Future of subs up in the air

While the article was not able to quote me more fully, I did outline that the current questioning of the submarine capability involved two sides. One side likely questioned the expense of submarines given the rising costs of other more immediate government and DND concerns. On the other side are those who point out it may not be a particularly astute time to eliminate submarines given that nuclear submarines have always been, and will continue to be, the vehicle of choice for those seeking to move relatively quickly though the Arctic seas. Given the rush to lay claim to arctic offshore areas in pursuit of oil, the odds are this will be even more important. In addition, AIP submarines will surely join nuclear submarines in this and no one predicts the complete elimination of the arctic ice cover anytime soon. Moreover, the Fall 2007 issue of the Canadian Naval Review contains an interesting article by Captain Webster on Arctic waterspace management. Therein he makes the case that with submarines you participate in the western world's effort to manage submarine movements in a process akin to air control. Canada can thus exert considerable pressure on others to cooperate in the management of submarine movements in the waters off our Arctic. Those who might not initially cooperate are soon driven to do so because of fears of underwater collision. Nations who do not have submarines are not invited to participate in this sensitive work.

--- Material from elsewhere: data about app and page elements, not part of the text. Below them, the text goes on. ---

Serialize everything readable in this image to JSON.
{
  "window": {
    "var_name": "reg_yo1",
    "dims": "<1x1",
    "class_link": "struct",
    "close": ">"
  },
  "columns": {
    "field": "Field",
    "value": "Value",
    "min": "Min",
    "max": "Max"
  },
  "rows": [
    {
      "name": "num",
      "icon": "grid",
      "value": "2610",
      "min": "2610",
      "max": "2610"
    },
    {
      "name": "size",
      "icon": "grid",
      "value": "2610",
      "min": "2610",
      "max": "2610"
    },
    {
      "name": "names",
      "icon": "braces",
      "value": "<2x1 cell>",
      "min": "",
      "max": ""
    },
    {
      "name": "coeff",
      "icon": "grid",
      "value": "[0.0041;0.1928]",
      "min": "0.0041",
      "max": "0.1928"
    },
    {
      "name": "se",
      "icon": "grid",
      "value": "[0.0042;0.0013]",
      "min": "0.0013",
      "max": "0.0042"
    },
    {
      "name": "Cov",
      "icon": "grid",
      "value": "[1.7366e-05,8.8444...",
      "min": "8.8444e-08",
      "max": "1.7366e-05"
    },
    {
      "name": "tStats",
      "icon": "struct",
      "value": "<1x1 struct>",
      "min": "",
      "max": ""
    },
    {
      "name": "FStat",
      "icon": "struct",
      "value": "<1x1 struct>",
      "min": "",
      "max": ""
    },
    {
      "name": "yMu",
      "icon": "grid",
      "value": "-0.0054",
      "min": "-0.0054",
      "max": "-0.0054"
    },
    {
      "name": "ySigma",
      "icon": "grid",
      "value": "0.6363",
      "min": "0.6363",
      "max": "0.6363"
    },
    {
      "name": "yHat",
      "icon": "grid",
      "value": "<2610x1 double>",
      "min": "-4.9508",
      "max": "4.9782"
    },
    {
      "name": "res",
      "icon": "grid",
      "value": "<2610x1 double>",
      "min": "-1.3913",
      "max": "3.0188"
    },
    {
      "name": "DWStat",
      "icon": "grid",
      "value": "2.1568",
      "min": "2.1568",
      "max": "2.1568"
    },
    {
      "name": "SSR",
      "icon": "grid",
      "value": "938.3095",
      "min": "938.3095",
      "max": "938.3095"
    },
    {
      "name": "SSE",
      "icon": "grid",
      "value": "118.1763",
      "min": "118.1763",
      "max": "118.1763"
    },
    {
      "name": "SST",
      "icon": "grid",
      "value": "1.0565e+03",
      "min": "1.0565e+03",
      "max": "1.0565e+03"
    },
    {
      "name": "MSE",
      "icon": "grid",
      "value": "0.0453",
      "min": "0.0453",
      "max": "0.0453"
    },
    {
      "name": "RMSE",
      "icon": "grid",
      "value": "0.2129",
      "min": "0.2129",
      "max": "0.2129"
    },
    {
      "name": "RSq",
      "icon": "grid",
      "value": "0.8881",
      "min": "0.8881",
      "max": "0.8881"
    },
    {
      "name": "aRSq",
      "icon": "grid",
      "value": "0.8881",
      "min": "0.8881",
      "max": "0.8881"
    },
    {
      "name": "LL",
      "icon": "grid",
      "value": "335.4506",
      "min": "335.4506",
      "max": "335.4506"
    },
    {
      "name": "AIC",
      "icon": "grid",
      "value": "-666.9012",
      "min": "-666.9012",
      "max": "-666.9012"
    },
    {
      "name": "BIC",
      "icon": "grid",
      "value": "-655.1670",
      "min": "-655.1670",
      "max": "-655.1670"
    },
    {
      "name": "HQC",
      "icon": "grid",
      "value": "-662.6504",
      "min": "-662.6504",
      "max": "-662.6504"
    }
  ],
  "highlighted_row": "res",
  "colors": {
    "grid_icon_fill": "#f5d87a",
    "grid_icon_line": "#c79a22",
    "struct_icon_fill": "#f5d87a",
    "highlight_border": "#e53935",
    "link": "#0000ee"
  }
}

They are asked nothing and told nothing. This is no exception to this rule.